- WHAT THE TASK REQUIRES -
Show, from the records below, all lines that contain the word "Webkatalog".
Segment Start: MATERIAL FOR THIS TASK
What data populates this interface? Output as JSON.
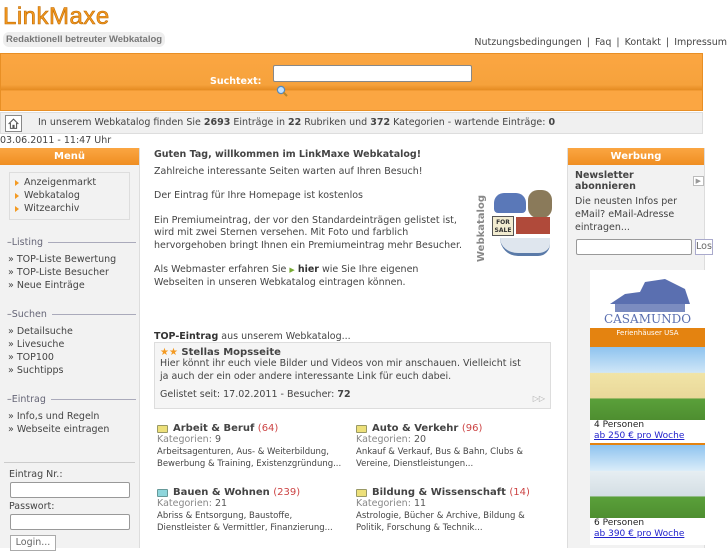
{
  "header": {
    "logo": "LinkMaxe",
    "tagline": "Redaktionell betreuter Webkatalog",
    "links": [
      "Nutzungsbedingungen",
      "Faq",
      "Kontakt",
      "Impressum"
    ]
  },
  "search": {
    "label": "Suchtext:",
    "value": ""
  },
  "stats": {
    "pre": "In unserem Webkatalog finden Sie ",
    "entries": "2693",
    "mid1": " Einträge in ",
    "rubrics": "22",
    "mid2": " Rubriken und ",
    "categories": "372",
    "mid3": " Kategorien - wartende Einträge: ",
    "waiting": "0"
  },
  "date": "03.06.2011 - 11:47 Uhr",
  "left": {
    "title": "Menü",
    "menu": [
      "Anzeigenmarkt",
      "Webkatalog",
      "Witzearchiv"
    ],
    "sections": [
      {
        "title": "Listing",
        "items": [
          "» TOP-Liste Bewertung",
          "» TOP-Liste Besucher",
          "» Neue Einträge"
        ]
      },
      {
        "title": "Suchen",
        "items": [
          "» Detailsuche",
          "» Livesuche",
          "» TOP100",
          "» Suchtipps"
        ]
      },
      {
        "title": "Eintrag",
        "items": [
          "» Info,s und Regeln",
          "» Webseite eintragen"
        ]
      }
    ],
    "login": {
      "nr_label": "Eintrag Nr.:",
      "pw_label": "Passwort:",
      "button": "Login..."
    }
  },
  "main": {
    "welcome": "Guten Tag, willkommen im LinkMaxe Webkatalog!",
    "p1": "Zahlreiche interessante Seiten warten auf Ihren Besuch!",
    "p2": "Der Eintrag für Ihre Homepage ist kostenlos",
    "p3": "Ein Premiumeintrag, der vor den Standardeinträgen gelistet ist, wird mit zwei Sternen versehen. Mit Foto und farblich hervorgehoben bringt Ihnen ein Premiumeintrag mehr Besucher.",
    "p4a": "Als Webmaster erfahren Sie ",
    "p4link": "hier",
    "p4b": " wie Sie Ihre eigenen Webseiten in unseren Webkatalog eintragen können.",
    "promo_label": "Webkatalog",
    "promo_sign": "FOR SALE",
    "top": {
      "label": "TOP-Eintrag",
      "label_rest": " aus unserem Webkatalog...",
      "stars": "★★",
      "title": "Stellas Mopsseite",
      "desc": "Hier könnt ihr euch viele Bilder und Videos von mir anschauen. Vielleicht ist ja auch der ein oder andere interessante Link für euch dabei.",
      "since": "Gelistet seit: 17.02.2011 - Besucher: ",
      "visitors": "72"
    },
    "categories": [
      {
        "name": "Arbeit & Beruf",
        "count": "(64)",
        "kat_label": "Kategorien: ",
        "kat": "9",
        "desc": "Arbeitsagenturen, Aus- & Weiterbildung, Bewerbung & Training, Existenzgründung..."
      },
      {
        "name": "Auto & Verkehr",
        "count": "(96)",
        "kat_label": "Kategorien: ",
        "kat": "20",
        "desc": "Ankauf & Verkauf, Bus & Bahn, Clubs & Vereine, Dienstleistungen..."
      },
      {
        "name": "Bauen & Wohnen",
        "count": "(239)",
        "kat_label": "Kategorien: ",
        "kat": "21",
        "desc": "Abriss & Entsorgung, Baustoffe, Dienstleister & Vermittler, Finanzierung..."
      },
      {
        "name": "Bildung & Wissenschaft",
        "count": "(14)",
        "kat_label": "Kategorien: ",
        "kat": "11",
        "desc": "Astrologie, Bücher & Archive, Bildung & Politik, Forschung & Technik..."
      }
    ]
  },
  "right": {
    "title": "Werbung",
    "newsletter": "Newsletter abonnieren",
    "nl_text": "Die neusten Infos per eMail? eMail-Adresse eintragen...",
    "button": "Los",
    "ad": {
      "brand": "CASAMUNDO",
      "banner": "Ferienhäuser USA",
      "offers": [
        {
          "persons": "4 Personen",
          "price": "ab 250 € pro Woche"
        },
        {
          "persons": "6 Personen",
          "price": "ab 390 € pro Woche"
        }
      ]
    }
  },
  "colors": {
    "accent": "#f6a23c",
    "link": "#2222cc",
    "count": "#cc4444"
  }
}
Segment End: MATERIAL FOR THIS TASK
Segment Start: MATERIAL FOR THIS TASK
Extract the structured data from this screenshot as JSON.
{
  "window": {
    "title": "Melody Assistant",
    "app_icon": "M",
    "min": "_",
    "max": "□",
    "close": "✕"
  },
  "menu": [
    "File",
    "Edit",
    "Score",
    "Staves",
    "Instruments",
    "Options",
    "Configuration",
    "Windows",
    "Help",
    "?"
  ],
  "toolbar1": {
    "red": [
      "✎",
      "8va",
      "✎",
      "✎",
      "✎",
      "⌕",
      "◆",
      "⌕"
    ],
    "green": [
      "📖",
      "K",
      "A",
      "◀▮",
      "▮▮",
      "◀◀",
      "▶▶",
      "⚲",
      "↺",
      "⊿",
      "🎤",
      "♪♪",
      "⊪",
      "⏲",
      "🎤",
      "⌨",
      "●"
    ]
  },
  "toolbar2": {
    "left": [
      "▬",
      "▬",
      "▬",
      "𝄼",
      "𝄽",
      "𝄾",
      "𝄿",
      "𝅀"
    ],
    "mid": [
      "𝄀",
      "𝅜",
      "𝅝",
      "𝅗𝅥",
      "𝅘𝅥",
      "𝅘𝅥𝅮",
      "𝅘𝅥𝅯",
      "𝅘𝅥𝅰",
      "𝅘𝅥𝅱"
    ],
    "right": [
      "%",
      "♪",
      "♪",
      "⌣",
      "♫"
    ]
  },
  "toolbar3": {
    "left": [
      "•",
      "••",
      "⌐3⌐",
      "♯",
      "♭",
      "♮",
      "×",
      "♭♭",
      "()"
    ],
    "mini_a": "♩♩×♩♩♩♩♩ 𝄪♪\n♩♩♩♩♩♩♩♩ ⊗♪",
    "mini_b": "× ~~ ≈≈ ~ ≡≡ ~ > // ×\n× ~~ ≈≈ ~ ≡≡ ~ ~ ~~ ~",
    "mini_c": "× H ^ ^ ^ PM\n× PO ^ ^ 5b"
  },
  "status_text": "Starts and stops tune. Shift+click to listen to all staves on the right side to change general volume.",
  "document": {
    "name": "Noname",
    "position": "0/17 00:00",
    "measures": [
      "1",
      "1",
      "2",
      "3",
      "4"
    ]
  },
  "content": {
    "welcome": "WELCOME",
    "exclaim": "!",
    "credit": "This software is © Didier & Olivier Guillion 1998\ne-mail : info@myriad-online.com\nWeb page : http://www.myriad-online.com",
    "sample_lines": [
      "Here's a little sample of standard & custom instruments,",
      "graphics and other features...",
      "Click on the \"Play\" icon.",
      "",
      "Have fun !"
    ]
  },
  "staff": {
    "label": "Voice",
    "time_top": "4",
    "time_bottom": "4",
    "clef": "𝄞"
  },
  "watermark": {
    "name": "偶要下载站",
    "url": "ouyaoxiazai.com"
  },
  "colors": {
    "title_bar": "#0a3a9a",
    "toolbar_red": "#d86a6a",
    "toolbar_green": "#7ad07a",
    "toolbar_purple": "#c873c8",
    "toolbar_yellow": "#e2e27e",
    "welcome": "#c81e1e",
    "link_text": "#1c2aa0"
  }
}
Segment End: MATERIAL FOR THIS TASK
- RESULT OF THE EXERCISE -
    "tagline": "Redaktionell betreuter Webkatalog",
    "pre": "In unserem Webkatalog finden Sie ",
      "Webkatalog",
    "welcome": "Guten Tag, willkommen im LinkMaxe Webkatalog!",
    "p4b": " wie Sie Ihre eigenen Webseiten in unseren Webkatalog eintragen können.",
    "promo_label": "Webkatalog",
      "label_rest": " aus unserem Webkatalog...",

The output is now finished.